Your assignment
Would you please output the records exactly as they appear below?
::: Exercise materials :::
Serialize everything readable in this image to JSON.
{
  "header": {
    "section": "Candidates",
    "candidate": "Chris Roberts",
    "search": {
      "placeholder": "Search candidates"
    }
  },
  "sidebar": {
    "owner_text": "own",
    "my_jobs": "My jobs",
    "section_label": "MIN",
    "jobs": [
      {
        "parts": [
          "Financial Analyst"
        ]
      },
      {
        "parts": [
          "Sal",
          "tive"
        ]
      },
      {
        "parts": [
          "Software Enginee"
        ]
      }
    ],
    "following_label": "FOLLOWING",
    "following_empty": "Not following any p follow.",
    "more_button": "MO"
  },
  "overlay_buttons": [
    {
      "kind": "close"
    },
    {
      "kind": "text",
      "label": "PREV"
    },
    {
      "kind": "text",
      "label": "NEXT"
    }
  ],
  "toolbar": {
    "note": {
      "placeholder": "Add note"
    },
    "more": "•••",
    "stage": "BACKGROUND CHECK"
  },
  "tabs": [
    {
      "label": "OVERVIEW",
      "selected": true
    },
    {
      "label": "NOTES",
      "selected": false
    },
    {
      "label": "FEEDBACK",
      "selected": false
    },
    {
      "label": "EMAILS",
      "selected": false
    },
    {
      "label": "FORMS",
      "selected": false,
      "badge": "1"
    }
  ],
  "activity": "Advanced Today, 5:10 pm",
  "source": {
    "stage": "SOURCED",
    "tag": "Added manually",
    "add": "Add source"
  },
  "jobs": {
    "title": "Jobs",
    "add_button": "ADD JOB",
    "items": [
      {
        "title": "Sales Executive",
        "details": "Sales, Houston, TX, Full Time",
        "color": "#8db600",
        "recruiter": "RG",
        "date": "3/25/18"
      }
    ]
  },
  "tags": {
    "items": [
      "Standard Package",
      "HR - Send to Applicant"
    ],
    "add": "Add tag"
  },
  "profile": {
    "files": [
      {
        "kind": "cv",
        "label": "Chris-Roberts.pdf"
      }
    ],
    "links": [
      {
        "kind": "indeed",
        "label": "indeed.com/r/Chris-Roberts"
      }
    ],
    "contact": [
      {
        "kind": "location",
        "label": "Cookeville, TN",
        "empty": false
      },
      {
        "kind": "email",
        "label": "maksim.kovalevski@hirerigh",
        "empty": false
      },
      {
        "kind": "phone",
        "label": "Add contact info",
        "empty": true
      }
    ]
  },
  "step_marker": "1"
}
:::
Written solution
Serialize everything readable in this image to JSON.
{
  "header": {
    "section": "Candidates",
    "candidate": "Chris Roberts",
    "search": {
      "placeholder": "Search candidates"
    }
  },
  "sidebar": {
    "owner_text": "own",
    "my_jobs": "My jobs",
    "section_label": "MIN",
    "jobs": [
      {
        "parts": [
          "Financial Analyst"
        ]
      },
      {
        "parts": [
          "Sal",
          "tive"
        ]
      },
      {
        "parts": [
          "Software Enginee"
        ]
      }
    ],
    "following_label": "FOLLOWING",
    "following_empty": "Not following any p follow.",
    "more_button": "MO"
  },
  "overlay_buttons": [
    {
      "kind": "close"
    },
    {
      "kind": "text",
      "label": "PREV"
    },
    {
      "kind": "text",
      "label": "NEXT"
    }
  ],
  "toolbar": {
    "note": {
      "placeholder": "Add note"
    },
    "more": "•••",
    "stage": "BACKGROUND CHECK"
  },
  "tabs": [
    {
      "label": "OVERVIEW",
      "selected": true
    },
    {
      "label": "NOTES",
      "selected": false
    },
    {
      "label": "FEEDBACK",
      "selected": false
    },
    {
      "label": "EMAILS",
      "selected": false
    },
    {
      "label": "FORMS",
      "selected": false,
      "badge": "1"
    }
  ],
  "activity": "Advanced Today, 5:10 pm",
  "source": {
    "stage": "SOURCED",
    "tag": "Added manually",
    "add": "Add source"
  },
  "jobs": {
    "title": "Jobs",
    "add_button": "ADD JOB",
    "items": [
      {
        "title": "Sales Executive",
        "details": "Sales, Houston, TX, Full Time",
        "color": "#8db600",
        "recruiter": "RG",
        "date": "3/25/18"
      }
    ]
  },
  "tags": {
    "items": [
      "Standard Package",
      "HR - Send to Applicant"
    ],
    "add": "Add tag"
  },
  "profile": {
    "files": [
      {
        "kind": "cv",
        "label": "Chris-Roberts.pdf"
      }
    ],
    "links": [
      {
        "kind": "indeed",
        "label": "indeed.com/r/Chris-Roberts"
      }
    ],
    "contact": [
      {
        "kind": "location",
        "label": "Cookeville, TN",
        "empty": false
      },
      {
        "kind": "email",
        "label": "maksim.kovalevski@hirerigh",
        "empty": false
      },
      {
        "kind": "phone",
        "label": "Add contact info",
        "empty": true
      }
    ]
  },
  "step_marker": "1"
}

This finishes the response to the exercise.